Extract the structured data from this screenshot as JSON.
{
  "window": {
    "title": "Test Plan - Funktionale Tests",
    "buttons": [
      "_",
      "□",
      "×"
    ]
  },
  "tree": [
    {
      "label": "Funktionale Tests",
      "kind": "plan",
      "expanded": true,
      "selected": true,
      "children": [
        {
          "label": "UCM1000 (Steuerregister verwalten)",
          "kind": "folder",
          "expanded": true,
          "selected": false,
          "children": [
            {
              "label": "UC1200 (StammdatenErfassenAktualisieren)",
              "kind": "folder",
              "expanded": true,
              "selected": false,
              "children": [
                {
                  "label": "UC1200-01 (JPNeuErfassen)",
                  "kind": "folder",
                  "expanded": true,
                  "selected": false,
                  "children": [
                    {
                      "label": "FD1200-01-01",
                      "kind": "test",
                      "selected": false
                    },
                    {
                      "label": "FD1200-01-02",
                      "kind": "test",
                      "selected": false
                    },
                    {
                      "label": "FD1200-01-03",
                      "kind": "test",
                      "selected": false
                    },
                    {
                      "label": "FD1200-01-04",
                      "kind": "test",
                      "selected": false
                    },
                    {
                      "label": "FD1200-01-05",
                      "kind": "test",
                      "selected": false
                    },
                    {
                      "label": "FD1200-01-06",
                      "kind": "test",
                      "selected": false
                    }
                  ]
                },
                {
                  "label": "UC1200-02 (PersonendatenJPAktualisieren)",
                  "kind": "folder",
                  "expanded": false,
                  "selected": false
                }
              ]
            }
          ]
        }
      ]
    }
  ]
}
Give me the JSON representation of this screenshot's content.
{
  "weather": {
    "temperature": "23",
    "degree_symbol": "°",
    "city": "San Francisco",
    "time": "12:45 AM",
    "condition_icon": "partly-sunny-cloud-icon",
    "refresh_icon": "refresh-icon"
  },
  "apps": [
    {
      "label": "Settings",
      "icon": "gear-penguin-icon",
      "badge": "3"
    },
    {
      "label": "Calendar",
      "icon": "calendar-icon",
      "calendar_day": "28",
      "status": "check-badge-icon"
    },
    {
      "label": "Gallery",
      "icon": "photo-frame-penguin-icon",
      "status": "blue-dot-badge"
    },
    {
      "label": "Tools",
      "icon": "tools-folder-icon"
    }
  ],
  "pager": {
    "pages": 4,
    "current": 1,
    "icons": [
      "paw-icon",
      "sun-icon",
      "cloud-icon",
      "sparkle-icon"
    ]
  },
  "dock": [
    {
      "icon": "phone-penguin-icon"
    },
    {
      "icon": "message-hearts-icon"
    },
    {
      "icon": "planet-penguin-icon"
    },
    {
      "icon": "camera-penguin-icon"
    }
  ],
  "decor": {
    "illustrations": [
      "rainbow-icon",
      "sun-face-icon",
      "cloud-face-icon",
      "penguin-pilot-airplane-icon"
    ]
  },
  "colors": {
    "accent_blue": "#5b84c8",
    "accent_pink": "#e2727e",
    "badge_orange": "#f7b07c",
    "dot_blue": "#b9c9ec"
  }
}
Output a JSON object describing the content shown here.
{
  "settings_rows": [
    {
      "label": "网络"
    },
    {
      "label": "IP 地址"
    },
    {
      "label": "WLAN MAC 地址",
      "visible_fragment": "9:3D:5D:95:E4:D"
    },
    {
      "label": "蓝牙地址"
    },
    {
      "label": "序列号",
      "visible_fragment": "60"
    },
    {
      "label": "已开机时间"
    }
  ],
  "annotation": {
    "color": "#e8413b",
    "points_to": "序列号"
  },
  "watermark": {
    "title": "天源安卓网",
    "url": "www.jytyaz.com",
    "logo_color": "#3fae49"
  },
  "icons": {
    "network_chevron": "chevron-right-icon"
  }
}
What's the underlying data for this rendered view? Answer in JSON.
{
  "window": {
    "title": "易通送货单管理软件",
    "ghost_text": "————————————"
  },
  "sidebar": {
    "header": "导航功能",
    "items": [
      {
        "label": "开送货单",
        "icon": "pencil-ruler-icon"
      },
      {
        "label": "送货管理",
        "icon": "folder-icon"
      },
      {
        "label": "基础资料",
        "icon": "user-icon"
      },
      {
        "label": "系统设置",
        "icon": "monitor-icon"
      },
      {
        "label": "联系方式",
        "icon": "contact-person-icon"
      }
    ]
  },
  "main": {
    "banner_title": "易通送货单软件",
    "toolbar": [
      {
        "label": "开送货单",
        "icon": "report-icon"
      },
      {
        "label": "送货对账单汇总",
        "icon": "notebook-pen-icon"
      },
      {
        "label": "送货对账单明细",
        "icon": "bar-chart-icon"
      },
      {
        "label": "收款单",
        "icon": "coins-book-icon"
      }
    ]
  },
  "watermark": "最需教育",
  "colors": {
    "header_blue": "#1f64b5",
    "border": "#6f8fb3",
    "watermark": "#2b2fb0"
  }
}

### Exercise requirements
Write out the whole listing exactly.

### Answer section
Extract the structured data from this screenshot as JSON.
{
  "window": {
    "title": "Test Plan - Funktionale Tests",
    "buttons": [
      "_",
      "□",
      "×"
    ]
  },
  "tree": [
    {
      "label": "Funktionale Tests",
      "kind": "plan",
      "expanded": true,
      "selected": true,
      "children": [
        {
          "label": "UCM1000 (Steuerregister verwalten)",
          "kind": "folder",
          "expanded": true,
          "selected": false,
          "children": [
            {
              "label": "UC1200 (StammdatenErfassenAktualisieren)",
              "kind": "folder",
              "expanded": true,
              "selected": false,
              "children": [
                {
                  "label": "UC1200-01 (JPNeuErfassen)",
                  "kind": "folder",
                  "expanded": true,
                  "selected": false,
                  "children": [
                    {
                      "label": "FD1200-01-01",
                      "kind": "test",
                      "selected": false
                    },
                    {
                      "label": "FD1200-01-02",
                      "kind": "test",
                      "selected": false
                    },
                    {
                      "label": "FD1200-01-03",
                      "kind": "test",
                      "selected": false
                    },
                    {
                      "label": "FD1200-01-04",
                      "kind": "test",
                      "selected": false
                    },
                    {
                      "label": "FD1200-01-05",
                      "kind": "test",
                      "selected": false
                    },
                    {
                      "label": "FD1200-01-06",
                      "kind": "test",
                      "selected": false
                    }
                  ]
                },
                {
                  "label": "UC1200-02 (PersonendatenJPAktualisieren)",
                  "kind": "folder",
                  "expanded": false,
                  "selected": false
                }
              ]
            }
          ]
        }
      ]
    }
  ]
}
Give me the JSON representation of this screenshot's content.
{
  "weather": {
    "temperature": "23",
    "degree_symbol": "°",
    "city": "San Francisco",
    "time": "12:45 AM",
    "condition_icon": "partly-sunny-cloud-icon",
    "refresh_icon": "refresh-icon"
  },
  "apps": [
    {
      "label": "Settings",
      "icon": "gear-penguin-icon",
      "badge": "3"
    },
    {
      "label": "Calendar",
      "icon": "calendar-icon",
      "calendar_day": "28",
      "status": "check-badge-icon"
    },
    {
      "label": "Gallery",
      "icon": "photo-frame-penguin-icon",
      "status": "blue-dot-badge"
    },
    {
      "label": "Tools",
      "icon": "tools-folder-icon"
    }
  ],
  "pager": {
    "pages": 4,
    "current": 1,
    "icons": [
      "paw-icon",
      "sun-icon",
      "cloud-icon",
      "sparkle-icon"
    ]
  },
  "dock": [
    {
      "icon": "phone-penguin-icon"
    },
    {
      "icon": "message-hearts-icon"
    },
    {
      "icon": "planet-penguin-icon"
    },
    {
      "icon": "camera-penguin-icon"
    }
  ],
  "decor": {
    "illustrations": [
      "rainbow-icon",
      "sun-face-icon",
      "cloud-face-icon",
      "penguin-pilot-airplane-icon"
    ]
  },
  "colors": {
    "accent_blue": "#5b84c8",
    "accent_pink": "#e2727e",
    "badge_orange": "#f7b07c",
    "dot_blue": "#b9c9ec"
  }
}
Output a JSON object describing the content shown here.
{
  "settings_rows": [
    {
      "label": "网络"
    },
    {
      "label": "IP 地址"
    },
    {
      "label": "WLAN MAC 地址",
      "visible_fragment": "9:3D:5D:95:E4:D"
    },
    {
      "label": "蓝牙地址"
    },
    {
      "label": "序列号",
      "visible_fragment": "60"
    },
    {
      "label": "已开机时间"
    }
  ],
  "annotation": {
    "color": "#e8413b",
    "points_to": "序列号"
  },
  "watermark": {
    "title": "天源安卓网",
    "url": "www.jytyaz.com",
    "logo_color": "#3fae49"
  },
  "icons": {
    "network_chevron": "chevron-right-icon"
  }
}
What's the underlying data for this rendered view? Answer in JSON.
{
  "window": {
    "title": "易通送货单管理软件",
    "ghost_text": "————————————"
  },
  "sidebar": {
    "header": "导航功能",
    "items": [
      {
        "label": "开送货单",
        "icon": "pencil-ruler-icon"
      },
      {
        "label": "送货管理",
        "icon": "folder-icon"
      },
      {
        "label": "基础资料",
        "icon": "user-icon"
      },
      {
        "label": "系统设置",
        "icon": "monitor-icon"
      },
      {
        "label": "联系方式",
        "icon": "contact-person-icon"
      }
    ]
  },
  "main": {
    "banner_title": "易通送货单软件",
    "toolbar": [
      {
        "label": "开送货单",
        "icon": "report-icon"
      },
      {
        "label": "送货对账单汇总",
        "icon": "notebook-pen-icon"
      },
      {
        "label": "送货对账单明细",
        "icon": "bar-chart-icon"
      },
      {
        "label": "收款单",
        "icon": "coins-book-icon"
      }
    ]
  },
  "watermark": "最需教育",
  "colors": {
    "header_blue": "#1f64b5",
    "border": "#6f8fb3",
    "watermark": "#2b2fb0"
  }
}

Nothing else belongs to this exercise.